CAAC aims to restore air traffic to 70 percent of pre-pandemic levels by January 6

Since the government announced new rules dealing with Covid-19 on December 6, domestic flights have almost trebled to 8,000 a day from fewer than 3,000.

Photo by Kuang Da

Photo by Kuang Da

By XUE Bingbing

 

Air traffic in China will be back to 70 percent of the 2019 level by January 6 2023 and gradually increase after that, the Civil Aviation Administration of China (CAAC) said on December 14. Since the government announced “ten new rules” to ease Covid restrictions on December 6, the number of domestic flights has increased to 8,000 a day from fewer than 3,000 at the beginning of the month.

There will be three stages of recovery, according to the CAAC. To give airlines enough time to hire and refresh crew, there will be no more than 11,280 daily flights before January 6. From then to the end of January, air traffic will gradually increase to a maximum of 13,667 flights a day. The aviation industry will be in a "stable recovery period" in February and March.

To ensure safety, airlines must have enough capacity to keep up with the increase, CAAC said. The guidelines include detailed requirements on who can pilot what kind of aircraft. Pilots who have done fewer than three take-offs and landings in 90 days, for example, must be retrained before getting back to work. If a captain has flown no more than 12 flights in the past 180 days, he must co-pilot two flights before serving as captain again.

CAAC also revoked mandatory Covid test requirements for crew members on Friday.

A pilot from China Eastern Airlines told Jiemian News that many pilots would not meet the flight hour requirements in the new guidelines due to low volumes in the past few months. But, he said, it won’t take long to get their qualification back. “Most airlines have established processes to retrain pilots,” he said.
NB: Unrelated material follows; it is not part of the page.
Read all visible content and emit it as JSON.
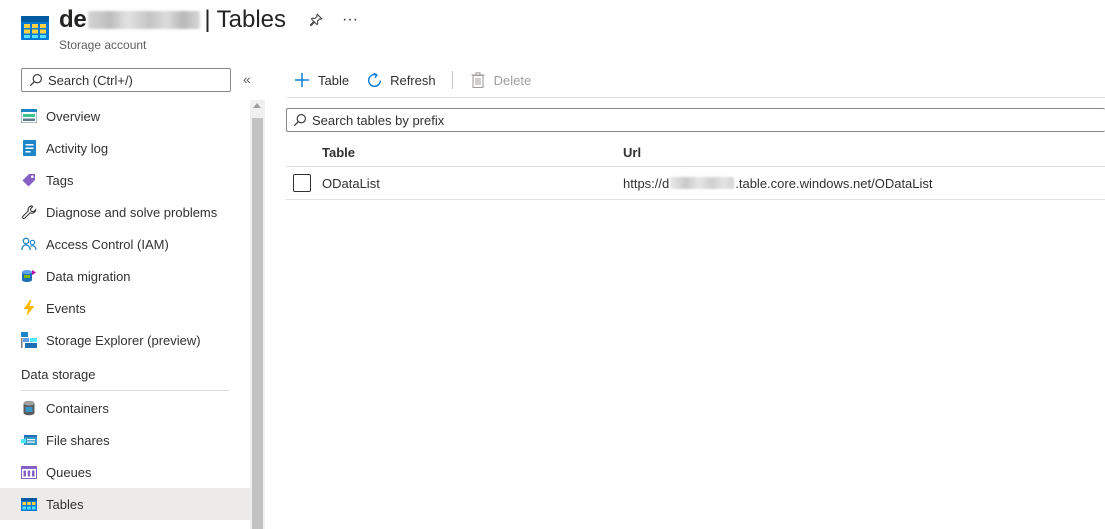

The number of passengers increased 124 percent in the first two weeks of December, from around 350,000 to 780,000. Although in most cases, negative Covid tests and green health codes are no longer needed to travel around the country, demand hasn’t bounced back as quickly as supply. Many would-be travelers are still cautious, especially in big cities with surging case counts.

“Airlines have enough capacity,” the China Eastern Airlines pilot said. “The key is how fast demand catches up.”

Plane tickets are cheaper after “ten new rules” than before. The average price has dropped 11 percent in December since the highs in the first week of the month.